The perfect satire show for the 21st century, American Vandal is hilarious, meticulously plotted, surprisingly deep and deceptively addictive.
When Netflix released the first trailer for American Vandal a month ago, to say that there was a mixed reception would be an understatement. Some were immediately on-board and loved what they saw, for everyone else they bemoaned that a show like this would be produced over cancelled favourites like Sense8. Regardless, American Vandal instantly became an intriguing prospect. The mockumentary satirises the true crime documentaries, such as Making a Murderer, which have rapidly escalated in popularity over the last few years. It tells the story of budding filmmaker Peter Maldonado (Tyler Alvarez) and his friend Sam Ecklund (Griffin Gluck) as they seek to exonerate Dylan Maxwell (Jimmy Tatro) who has been expelled from their high school for allegedly spray painting 27 dicks on teacher’s cars.
The premise at first seems extremely juvenile and crude, it instantly recalls thoughts of the highly divisive comedies of Judd Apatow and Seth Rogen, but the show does not lean on the potentially limiting premise; yes, the show is built upon the spray painting of the dicks, but American Vandal deserves credit for perhaps being the most deceptive show of the year. From Episode 1, you’ll think you’re in for an over the top, crass comedy with endless streams of jokes, but by Episode 8, you’ll realise that American Vandal is its own gripping crime story, with extremely well-timed, placed and delivered humour which strikes when your defences are at their lowest. In classic Netflix fashion, American Vandal is addicting and earns its status among the great binge-worthy content of the streaming service.

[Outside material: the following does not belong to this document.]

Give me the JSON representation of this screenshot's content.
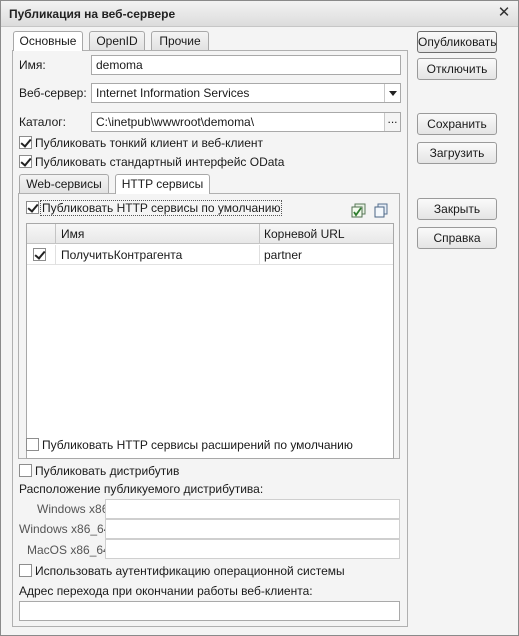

While the show does not necessarily rely on the performances, they are solid across the board. Alvarez, Gluck and Tatro are at the helm, with Tatro in particular being given the most to do and responding excellently, Tatro capitalises on his near-scene-stealing antics in 22 Jump Street, jumping into the lead role of the dim-witted yet lovable Dylan. Alvarez and Gluck have a nice chemistry, as does Tatro with his friends, the “Way Back Boys”; they capture the teenage essence brilliantly. But what really aids the performances is the characterisation, the show manages to build and develop everyone tied to the case in subtle ways, American Vandal has a broad spectrum to cover but somehow manages to do it phenomenally well. For a couple of writers known only for their work on internet shows, Dan Perrault and Tony Yacenda absolutely nail it on their jump to high-profile TV.
The millennial influence on the show is evident, however it does not try to push it to the forefront and thus avoids a potentially cringeworthy end product, nor does it mercilessly lambaste it; American Vandal perfectly encapsulates the current day teen culture and uses it to advance the story and build its characters. There were so many things to expect American Vandal to be that it manages to undercut all of them. It packs in a surprising amount of heart and a lot of depth, particularly when the show starts to explore the repercussions of the documentary on those tied to it. Again, the teenage culture is utilised perfectly; how far do teens go to preserve their secrets? Are they all they seem on first glance? How do people face up to the truth?
American Vandal is not a parody, it’s a satire; it doesn’t make a mockery of our infatuation with the true-crime genre, it points out just how obsessed we are and retools it into a funnier, yet equally as enthralling version of it. It stands out as a truly unique show in and among all of the lazy sitcoms we must endure in 2017, with a second season expected, it’s only a matter of time until American Vandal becomes as popular as the very thing it seeks to satirise.
All eight episodes of American Vandal are available to stream right now on Netflix.